In the Book of Esther (which is actually not related to Shavuot at all, but to Purim), a line reads "And the decree was proclaimed in Shushan" (Esther 8:14). In a rather convulated logic, the word "decree" has been associated with the "law" or the Torah. Hence the Torah was proclaimed in Shushan. Shushan was the capital of ancient Persia, but it is very similar to the Hebrew word for rose (Shoshanah) so the pun is used as the basis of the link of roses to the Torah.

Traditional Shavuot Foods

By tradition, Jews traditionally eat a dairy meal at least once on Shavuot. 

Several traditions are associated with the eating of dairy. Among these is the belief that the Torah as nourishing as milk is to a child. Another association with dairy is numerological in nature. All Hebrew words have numerical equivalents since Hebrew letters are used for numbering as well as for writing words. The letters of the  Hebrew word for dairy -- chalav -- add up to the number 40, which is the number of days that the Bible indicates that Moses spent on Mount Sinai receiving the Torah. Another tradition suggests that when the Israelites received the Torah, the realized that they could no longer mix milk and meat (one of the requirements of keeping kosher) so they had to eat dairy until they could make their cooking utensils kosher.

Cheese blintz

Whatever the reasons behind it, Shavuot has become a time for Jews to focus on cooking dairy dishes.  In particular, the cheese blintz is associated with the holiday among the Ashkenazi (Jews with Eastern and Central European backgrounds). A recipe for traditional cheese blintzes can be found at

Cheesecake with nuts
Another Shavuot speciality is cheesecake. Often the cheesecake is made with nuts to bring in the tradition of praying for trees, the cheesecake is made with some sort of nuts either as a topping or mixed into the cake itself. One recipe for a traditional Shavuot cheesecake with nuts can be found at

A more modern, Israeli recipe for cheesecake with nuts can be found at

Closing Comments

As with all posts on religion on this blog, these remarks are meant only as one person's understanding of religious holidays and attendant observances. This is not meant as a guide to practice or as a stance on what is acceptable or unacceptable practice. Observances vary. If you would like to comment on your own observances or add more information, I welcome you do to do so.

Want To Read More?

Larry Fine, "Ruth: The Perfect Convert,"  http://www.netglimse.com/holidays/shavuot/customs_and_traditions_of_shavuot.shtml

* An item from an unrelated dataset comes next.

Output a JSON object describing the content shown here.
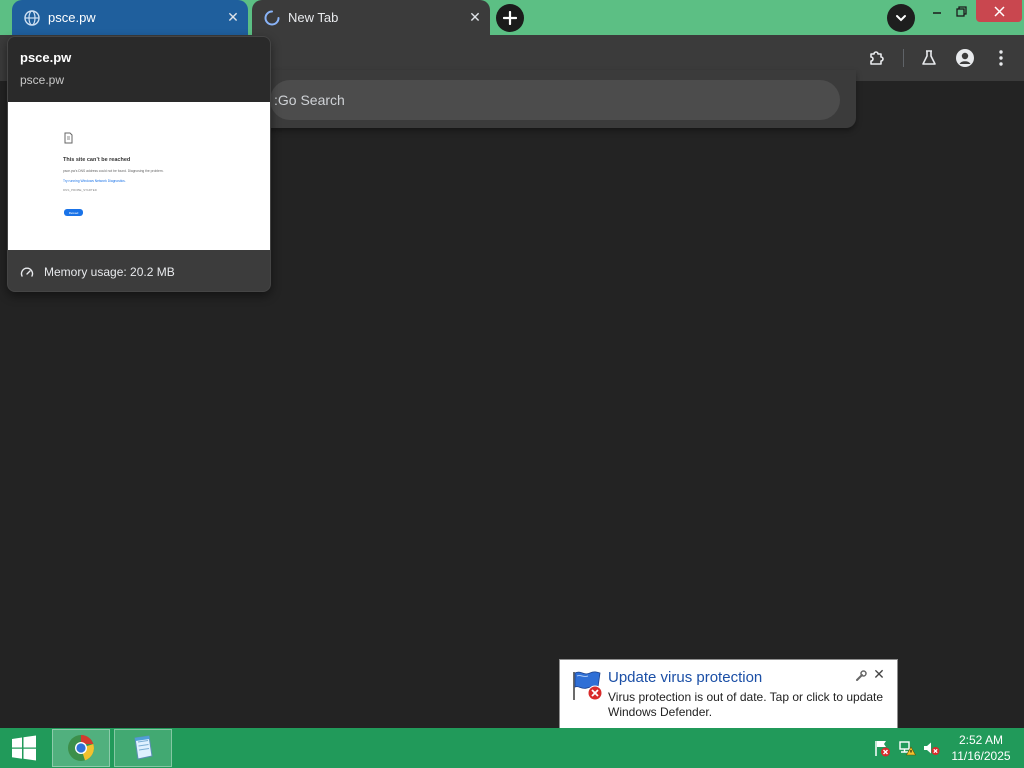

Leslie Koppelman Ross, "Shavuot Decorations," My Jewish Learning website, http://www.myjewishlearning.com/holidays/Jewish_Holidays/Shavuot/In_the_Community/Decorations.shtml
"Shavuot," Aish.com website,  http://www.aish.com/h/sh/
:Shavuot," New South Wales Board of Jewish Education, http://www.bje.org.au/learning/judaism/kids/holydays/shavuot.html

"Shavuot: The Giving of the Torah," Chabad.org, http://www.chabad.org/holidays/shavuot/default_cdo/jewish/Shavuot.htm

"Shavuot," Jewish Virtual Library: http://www.jewishvirtuallibrary.org/jsource/Judaism/holidayc.html

Michael Strassfeld, "Shavuot" in The Jewish Holidays, Quill/Harper Collins, 1985, pp. 68-83.

Clip Art Sources

Opening Shavuot clipart: http://4.bp.blogspot.com/-Pi5rbC7pgXY/TfQMT19ZwHI/AAAAAAAAAeg/ABv-2soQbaE/s1600/shavuot.gif

Moses with the 10 Commandments: http://www.netglimse.com/holidays/shavuot/customs_and_traditions_of_shavuot.shtml

Jews at the Kotel worshipping at Shavuout: http://www.travelujah.com/media/images/userimages/7/travel_shavuot_kotel.JPG

Ruth: http://www.netglimse.com/holidays/shavuot/customs_and_traditions_of_shavuot.shtml

Harvest Shavuot decoration, Anne's Opinions blogsite: http://anneinpt.wordpress.com/2011/06/07/chag-shavuot-sameach/

Lillies-of-the-valley clip art: http://www.bje.org.au/learning/judaism/kids/holydays/shavuot.html

Cheese blintz: http://kosherfood.about.com/od/shavuot/r/blintz_cheese.htm

Cheesecake: http://jannagur.com/108704/Cheesecake-with-Assorted-Nuts

Closing Happy Shavuot clipart: http://www.jr.co.il/hotsites/j-hdaysh.htm